Required action: Search the entries below for "Fırında" and copy each matching line.

Records from a dataset
▼▼▼

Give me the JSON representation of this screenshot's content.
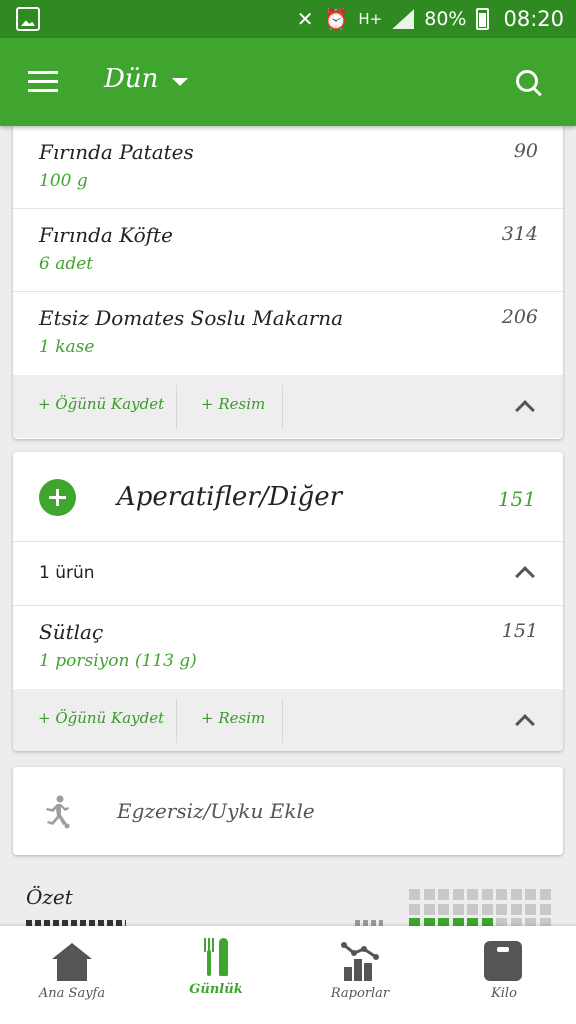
{
  "status_bar": {
    "battery_percent": "80%",
    "time": "08:20",
    "network": "H+"
  },
  "app_bar": {
    "day_selector": "Dün"
  },
  "top_card": {
    "items": [
      {
        "name": "Fırında Patates",
        "qty": "100 g",
        "cal": "90"
      },
      {
        "name": "Fırında Köfte",
        "qty": "6 adet",
        "cal": "314"
      },
      {
        "name": "Etsiz Domates Soslu Makarna",
        "qty": "1 kase",
        "cal": "206"
      }
    ],
    "actions": {
      "save_meal": "+ Öğünü Kaydet",
      "add_photo": "+ Resim"
    }
  },
  "snacks_card": {
    "title": "Aperatifler/Diğer",
    "calories": "151",
    "item_count": "1 ürün",
    "items": [
      {
        "name": "Sütlaç",
        "qty": "1 porsiyon (113 g)",
        "cal": "151"
      }
    ],
    "actions": {
      "save_meal": "+ Öğünü Kaydet",
      "add_photo": "+ Resim"
    }
  },
  "exercise_card": {
    "label": "Egzersiz/Uyku Ekle"
  },
  "summary": {
    "title": "Özet",
    "blocks_filled_row2": 6
  },
  "bottom_nav": {
    "items": [
      {
        "label": "Ana Sayfa",
        "icon": "home-icon",
        "active": false
      },
      {
        "label": "Günlük",
        "icon": "cutlery-icon",
        "active": true
      },
      {
        "label": "Raporlar",
        "icon": "reports-icon",
        "active": false
      },
      {
        "label": "Kilo",
        "icon": "scale-icon",
        "active": false
      }
    ]
  },
  "colors": {
    "brand_green": "#3fa52e",
    "status_green": "#2f8a22"
  }
}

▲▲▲

Solution for this problem:
        "name": "Fırında Patates",
        "name": "Fırında Köfte",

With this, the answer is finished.